Lisle Corporation began business in 1903 and still uses a portion of its original building today.
While rightfully proud of its history, this Clarinda–based manufacturer is forward thinking, especially when it comes to the future of its workforce. Lisle is collaborating with CIRAS to make smart decisions to help ensure they have the staff
and technology necessary to meet their customers’ needs.
Ron Cox, previous CIRAS director, sounded the alarm on Iowa’s workforce challenges, which, he said, won’t be going away any time soon.
“I hope I’m wrong; but if I’m right and you didn’t plan for this, you’re going to be in a lot of hurt,” Cox said.
During the height of the COVID–19 pandemic, Lisle had strong sales and increased its workforce by 13%. But Lisle also knows the challenges it could face down the road, said CEO Mary Lisle Landhuis.
“The battle for labor will continue to be a struggle for years to come,” she said. “We’ve been here for 120 years, and to continue our success we have to be forward thinking.”
Landhuis brought in CIRAS to speak to her team because “it’s good for leadership to understand the situation we are in and will face moving forward.” The presentation and discussion motivated the Lisle leadership to make changes.
In April the company participated in a CIRAS Industry 4.0 assessment. A key outcome of this process is prioritizing ideas for improvement. For Lisle, operational efficiency and productive application of technology rose to the top.
Productivity and technology go hand in hand. Technology and automation can help a business meet their productivity goals,” said Andrew Friend, CIRASproject manager. “Automation also can improve jobs that are repetitive and dangerous, and it can upskill people to more value–added positions.”
Lisle has a quality lab where a short run of a product is evaluated to ensure specifications have been achievedbefore proceeding with the entire production run. Since Lisle is producing a variety of products at any given time, the quality–check process can take time, potentially slowing production, which can cost the company revenue.
To speed up the process, one potential solution being evaluated is a vision system, a high–tech camera system that can quickly and accurately examine 2D features of a product. Vision system stations can be set up near a production work cell, expediting the quality–check process.

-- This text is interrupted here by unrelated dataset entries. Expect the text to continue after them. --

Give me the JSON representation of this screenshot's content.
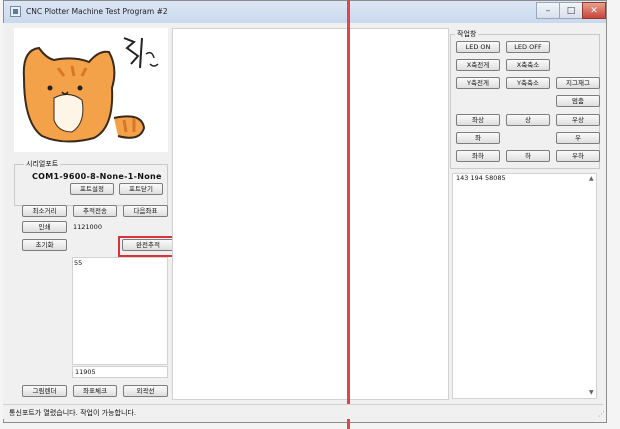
{
  "window": {
    "title": "CNC Plotter Machine Test Program #2",
    "controls": {
      "minimize": "–",
      "maximize": "□",
      "close": "✕"
    }
  },
  "serial": {
    "caption": "시리얼포트",
    "status": "COM1-9600-8-None-1-None",
    "settings_label": "포트설정",
    "close_label": "포트닫기"
  },
  "controls": {
    "min_distance_label": "최소거리",
    "send_coord_label": "추적전송",
    "next_label": "다음좌표",
    "print_label": "인쇄",
    "print_value": "1121000",
    "reset_label": "초기화",
    "full_trace_label": "완전추적",
    "count_value": "55",
    "bottom_value": "11905",
    "draw_label": "그림렌더",
    "coord_check_label": "좌표체크",
    "outline_label": "외곽선"
  },
  "operations": {
    "caption": "작업창",
    "led_on": "LED ON",
    "led_off": "LED OFF",
    "x_plus": "X축전게",
    "x_minus": "X축축소",
    "y_plus": "Y축전게",
    "y_minus": "Y축축소",
    "zigzag": "지그재그",
    "stop": "멈춤",
    "up_left": "좌상",
    "up": "상",
    "up_right": "우상",
    "left": "좌",
    "right": "우",
    "down_left": "좌하",
    "down": "하",
    "down_right": "우하"
  },
  "log": {
    "text": "143  194  58085"
  },
  "status_bar": {
    "text": "통신포트가 열렸습니다. 작업이 가능합니다."
  },
  "colors": {
    "highlight": "#d9343a",
    "divider": "#e0454a",
    "cat_body": "#f3a24a",
    "cat_stripes": "#d9762a"
  }
}
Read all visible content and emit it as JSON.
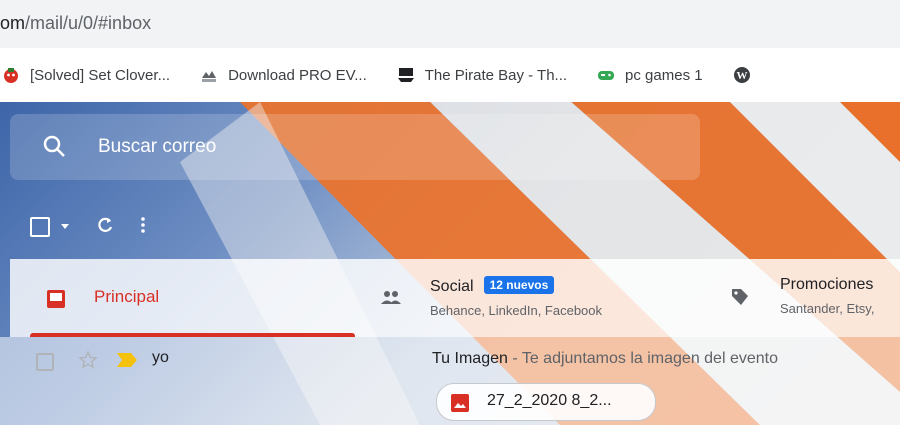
{
  "browser": {
    "url_host": "om",
    "url_path": "/mail/u/0/#inbox"
  },
  "bookmarks": [
    {
      "label": "[Solved] Set Clover...",
      "icon": "clover-icon"
    },
    {
      "label": "Download PRO EV...",
      "icon": "download-site-icon"
    },
    {
      "label": "The Pirate Bay - Th...",
      "icon": "pirate-ship-icon"
    },
    {
      "label": "pc games 1",
      "icon": "gamepad-icon"
    },
    {
      "label": "",
      "icon": "wordpress-icon"
    }
  ],
  "search": {
    "placeholder": "Buscar correo"
  },
  "tabs": {
    "principal": {
      "label": "Principal"
    },
    "social": {
      "label": "Social",
      "badge": "12 nuevos",
      "sub": "Behance, LinkedIn, Facebook"
    },
    "promos": {
      "label": "Promociones",
      "sub": "Santander, Etsy,"
    }
  },
  "email": {
    "sender": "yo",
    "subject": "Tu Imagen",
    "snippet": "Te adjuntamos la imagen del evento",
    "attachment": "27_2_2020 8_2..."
  },
  "colors": {
    "accent_red": "#d93025",
    "badge_blue": "#1a73e8"
  }
}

For certain applications, these systems can provide a kind of “alternative workforce,” said Friend. They also reduce variation because a single system is doing the inspection, as opposed to a variety of staff working with different instruments. “With a three–shift operation, making sure qualified inspectors are available when needed is a challenge. The vision system gives you a qualified standard around the clock,” Friend added.
In June, the Lisle team visited the CIRAS Digital Lab powered by Alliant Energy to learn more about vision systems and do a proof–of–concept test on some of their production parts. “Allowing clients to test–drive a vision system in our lab helps de–risk the adoption of that technology,” said Friend.
Lisle is now “evaluating various technologies for automating our quality inspection process to gain efficiencies so we don’t hold up production jobs for inspection times, and to help inspectors inspect complex parts accurately,” said Landhuis.
Lisle has implemented several ideas that came out of the Industry 4.0 assessment, including enhanced employee training, improved tracking of suppliers, and automating job prioritization.
Landhuis had high praise for the CIRAS team.
“They are phenomenal facilitators. They’ve guided us through this project and are experienced in the particular areas we are looking at,” she said. “It’s good to have another set of eyes on what we’re doing and help with idea generation that is going to work bestfor us.”
“Collaborating with a client like Lisle has impact wellbeyond the century–old walls. This is especially true for Iowa’s rural and smaller communities,” said Friend.
“Manufacturing is the largest contributor to the state’s GDP, and many manufacturers are located in small communities,” Friend said. “These companies are pillars in their communities; we want to help them prosper and grow.”
For more information, contact Andrew Friend at firstname.lastname@example.org or (515) 520-2803